- Using some common sense tactics like staying away from caustic chemicals that have an obviously obnoxious smell, feel, or taste.
- Store your food in glass instead of plastics.
- Avoid non-stick pans.
- Purchase organic foods whenever possible.
- Avoid chemicals, dyes, preservatives, binders, and fillers in supplements, medications, and foods.
These simple tricks will help you significantly reduce your exposure to these potentially harmful chemicals.
But what if you were already exposed? What then?
By virtue of how thyroid hormone impacts several systems in your body, it’s often harder for thyroid patients to eliminate these compounds.
What you can do is augment the systems that already exist in your body to help this process move along.
- Undergo a deep sweat at least 3-5 times per week. Sweating is one of the primary mechanisms by which your body eliminates toxins and chemicals that shouldn’t be there.
- Use a FAR IR sauna 3-5 times per week. Saunas increase your body temperature which activates heat shock proteins (18) that assist in the removal of chemicals.
- Drink plenty of filtered water. Drinking filtered will help you urinate more frequently which in turn will provide you with another avenue of eliminating these chemicals.
- Eat foods that help activate liver enzymes. Foods that contain naturally high amounts of sulfur can be used by the liver to augment phase 2 detoxification (19). Foods in this category include eggs, broccoli, cauliflower, and cabbage.
- Exercise regularly. Regular exercise will help you sweat but also help augment your lymphatic system which is another way your body gets cellular waste back into circulation for elimination.

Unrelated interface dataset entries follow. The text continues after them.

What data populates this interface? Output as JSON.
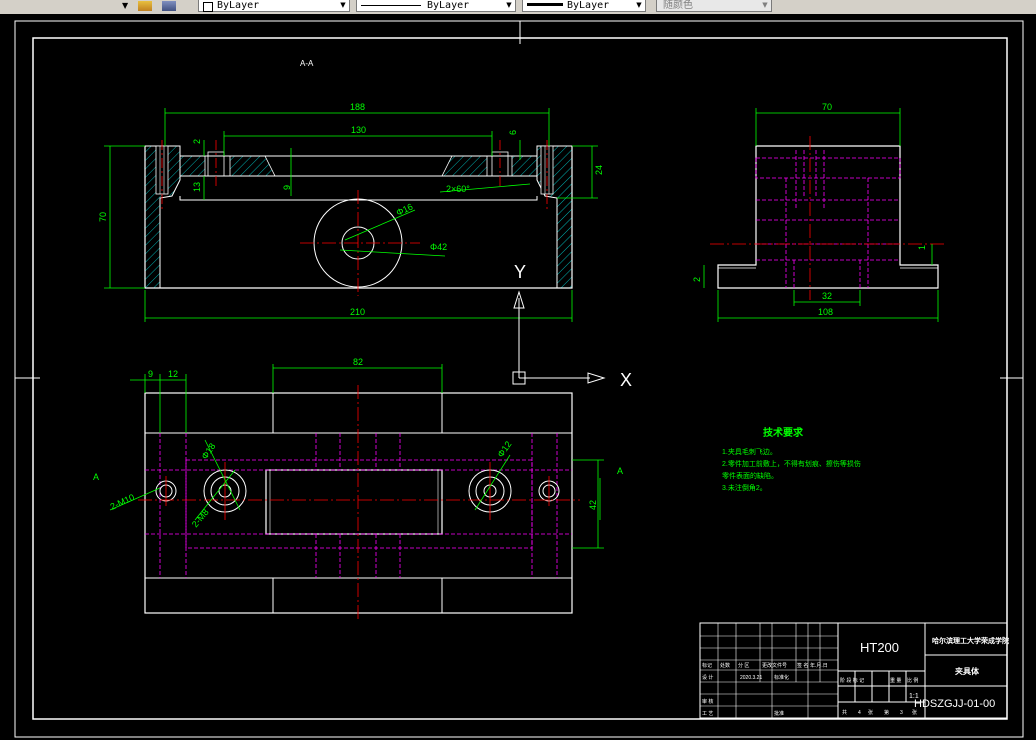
{
  "toolbar": {
    "layer_combo": "ByLayer",
    "linetype_combo": "ByLayer",
    "lineweight_combo": "ByLayer",
    "color_combo": "随颜色"
  },
  "drawing": {
    "section_label": "A-A",
    "ucs_x": "X",
    "ucs_y": "Y",
    "section_view": {
      "dim_188": "188",
      "dim_130": "130",
      "dim_70": "70",
      "dim_24": "24",
      "dim_210": "210",
      "dim_2": "2",
      "dim_13": "13",
      "dim_9": "9",
      "dim_6": "6",
      "dim_phi16": "Φ16",
      "dim_phi42": "Φ42",
      "dim_chamfer": "2×60°"
    },
    "side_view": {
      "dim_70": "70",
      "dim_32": "32",
      "dim_108": "108",
      "dim_1": "1",
      "dim_2": "2"
    },
    "top_view": {
      "dim_82": "82",
      "dim_9": "9",
      "dim_12": "12",
      "dim_42": "42",
      "dim_m10": "2-M10",
      "dim_m8": "2-M8",
      "dim_phi18": "Φ18",
      "dim_phi12": "Φ12",
      "marker_a_left": "A",
      "marker_a_right": "A"
    },
    "tech_req": {
      "title": "技术要求",
      "items": [
        "1.夹具毛刺飞边。",
        "2.零件加工前敷上，不得有划痕、擦伤等损伤",
        "零件表面的缺陷。",
        "3.未注倒角2。"
      ]
    },
    "title_block": {
      "material": "HT200",
      "school": "哈尔滨理工大学荣成学院",
      "part_name": "夹具体",
      "drawing_no": "HDSZGJJ-01-00",
      "scale": "1:1",
      "sheet_total": "4",
      "sheet_num": "3",
      "header_row": [
        "标记",
        "处数",
        "分  区",
        "更改文件号",
        "签  名",
        "年.月.日"
      ],
      "design": "设  计",
      "review": "审  核",
      "process": "工  艺",
      "approve": "批准",
      "stage_label": "阶 段 标 记",
      "weight": "重 量",
      "ratio": "比 例",
      "std": "标准化",
      "designer_date": "2020.3.21",
      "total_label": "共",
      "sheet_label": "张",
      "page_label": "第",
      "page_unit": "张"
    }
  }
}
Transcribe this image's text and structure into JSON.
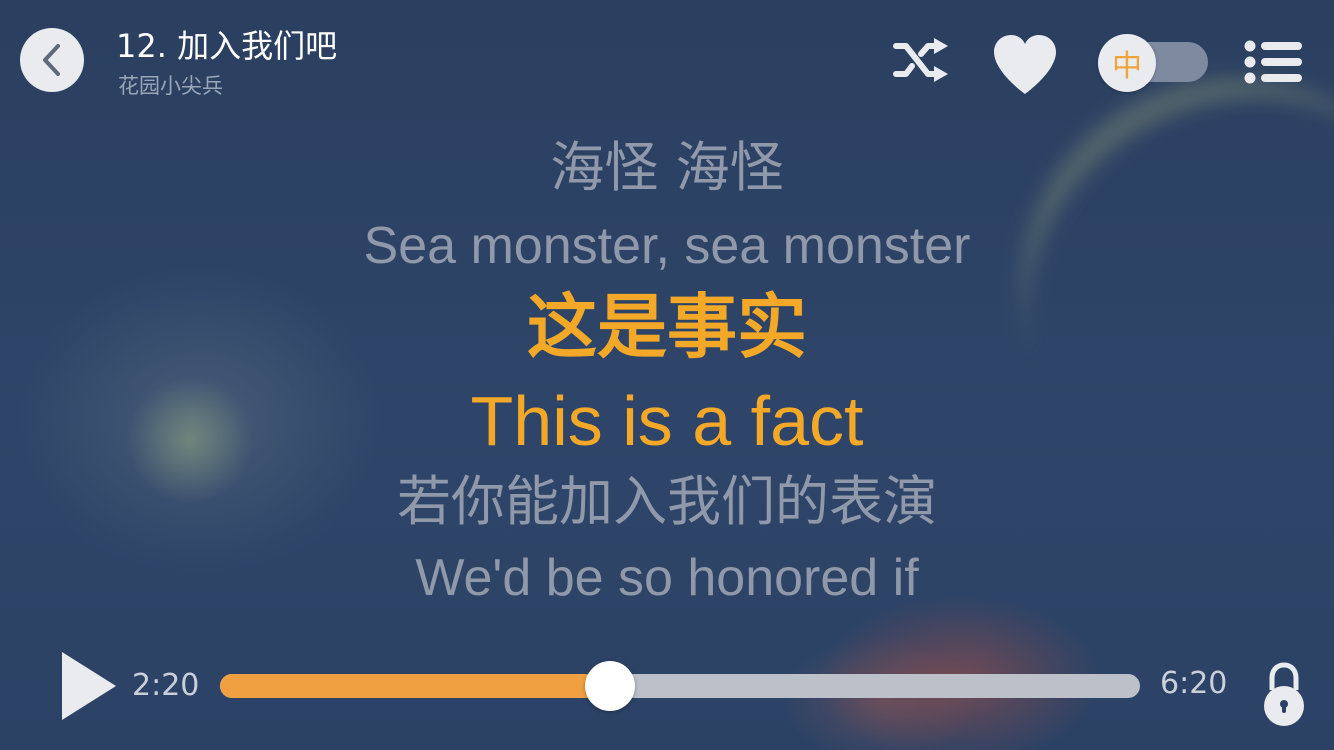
{
  "header": {
    "title": "12. 加入我们吧",
    "artist": "花园小尖兵",
    "back_icon": "back-chevron-icon",
    "shuffle_icon": "shuffle-icon",
    "favorite_icon": "heart-icon",
    "language_toggle_label": "中",
    "language_toggle_on": false,
    "menu_icon": "list-menu-icon"
  },
  "lyrics": [
    {
      "text": "海怪  海怪",
      "state": "past"
    },
    {
      "text": "Sea monster, sea monster",
      "state": "past"
    },
    {
      "text": "这是事实",
      "state": "current"
    },
    {
      "text": "This is a fact",
      "state": "current"
    },
    {
      "text": "若你能加入我们的表演",
      "state": "upcoming"
    },
    {
      "text": "We'd be so honored if",
      "state": "upcoming"
    }
  ],
  "player": {
    "play_icon": "play-icon",
    "elapsed": "2:20",
    "duration": "6:20",
    "progress_fraction": 0.4239,
    "lock_icon": "lock-icon"
  },
  "colors": {
    "accent": "#f3a827",
    "dim_text": "#8f99aa",
    "background": "#2c4264"
  }
}
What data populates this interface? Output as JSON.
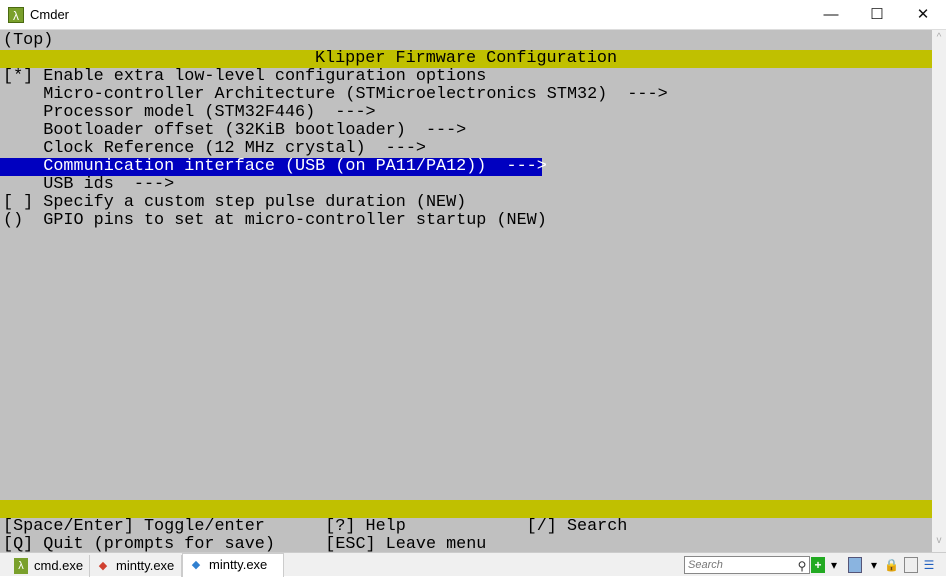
{
  "window": {
    "title": "Cmder",
    "minimize": "—",
    "maximize": "☐",
    "close": "✕",
    "app_icon": "λ"
  },
  "terminal": {
    "location": "(Top)",
    "menu_title": "Klipper Firmware Configuration",
    "items": [
      "[*] Enable extra low-level configuration options",
      "    Micro-controller Architecture (STMicroelectronics STM32)  --->",
      "    Processor model (STM32F446)  --->",
      "    Bootloader offset (32KiB bootloader)  --->",
      "    Clock Reference (12 MHz crystal)  --->",
      "    Communication interface (USB (on PA11/PA12))  --->",
      "    USB ids  --->",
      "[ ] Specify a custom step pulse duration (NEW)",
      "()  GPIO pins to set at micro-controller startup (NEW)"
    ],
    "selected_index": 5,
    "help_line1": "[Space/Enter] Toggle/enter      [?] Help            [/] Search",
    "help_line2": "[Q] Quit (prompts for save)     [ESC] Leave menu",
    "colors": {
      "background": "#c0c0c0",
      "title_bar": "#c0c000",
      "selection": "#0000c0"
    }
  },
  "tabs": [
    {
      "label": "cmd.exe",
      "icon": "λ"
    },
    {
      "label": "mintty.exe",
      "icon": "◆"
    },
    {
      "label": "mintty.exe",
      "icon": "◆",
      "active": true
    }
  ],
  "toolbar": {
    "search_placeholder": "Search",
    "new_icon": "+",
    "arrow": "▾"
  }
}
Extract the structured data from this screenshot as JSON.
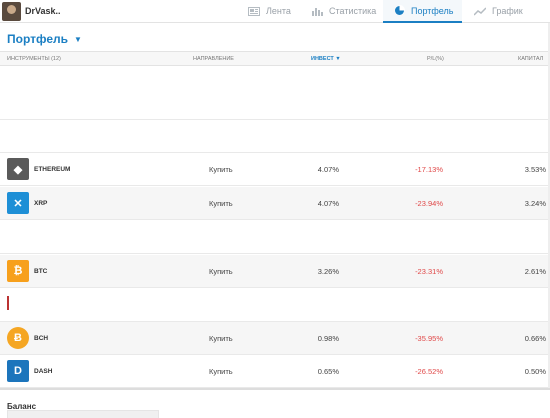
{
  "user": {
    "name": "DrVask.."
  },
  "nav": [
    {
      "label": "Лента",
      "icon": "news-icon"
    },
    {
      "label": "Статистика",
      "icon": "stats-icon"
    },
    {
      "label": "Портфель",
      "icon": "pie-chart-icon",
      "active": true
    },
    {
      "label": "График",
      "icon": "line-chart-icon"
    }
  ],
  "portfolio": {
    "title": "Портфель"
  },
  "table": {
    "headers": {
      "instruments": "ИНСТРУМЕНТЫ (12)",
      "direction": "НАПРАВЛЕНИЕ",
      "invest": "ИНВЕСТ",
      "pl": "P/L(%)",
      "capital": "КАПИТАЛ"
    },
    "rows": [
      {
        "name": "ETHEREUM",
        "direction": "Купить",
        "invest": "4.07%",
        "pl": "-17.13%",
        "capital": "3.53%",
        "color": "#5a5a5a",
        "glyph": "◆"
      },
      {
        "name": "XRP",
        "direction": "Купить",
        "invest": "4.07%",
        "pl": "-23.94%",
        "capital": "3.24%",
        "color": "#1e8fd6",
        "glyph": "✕"
      },
      {
        "name": "BTC",
        "direction": "Купить",
        "invest": "3.26%",
        "pl": "-23.31%",
        "capital": "2.61%",
        "color": "#f7a01c",
        "glyph": "₿"
      },
      {
        "name": "BCH",
        "direction": "Купить",
        "invest": "0.98%",
        "pl": "-35.95%",
        "capital": "0.66%",
        "color": "#f5a623",
        "glyph": "Ƀ"
      },
      {
        "name": "DASH",
        "direction": "Купить",
        "invest": "0.65%",
        "pl": "-26.52%",
        "capital": "0.50%",
        "color": "#1c75bc",
        "glyph": "D"
      }
    ]
  },
  "footer": {
    "balance_label": "Баланс"
  }
}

- Ensure you have at least one bowel movement per day. Lastly, your stool is another easy way to eliminate harmful byproducts. You should aim to have at least 1 bowel movement every day.
It’s unlikely that these chemicals are putting a huge drag on your thyroid gland but they certainly have the potential to.
When you couple this with the fact that it’s really never a bad idea to avoid exposure to unnecessary chemicals, exercise every day, eat healthy food, and drink filtered water, there’s really no reason why you shouldn’t be doing these things.
At worst, they will only help you feel better and at best they will help you feel much better.
Now I want to hear from you:
Were you aware of these chemical compounds and their negative effects on the thyroid gland?
Do you think you’ve had exposure to any of them based on your lifestyle or occupation?
Are you already practicing active avoidance of these chemicals? If not, are you planning to?
Are you planning on increasing how much you exercise or sweat to help your body eliminate them?
Leave your questions or comments below!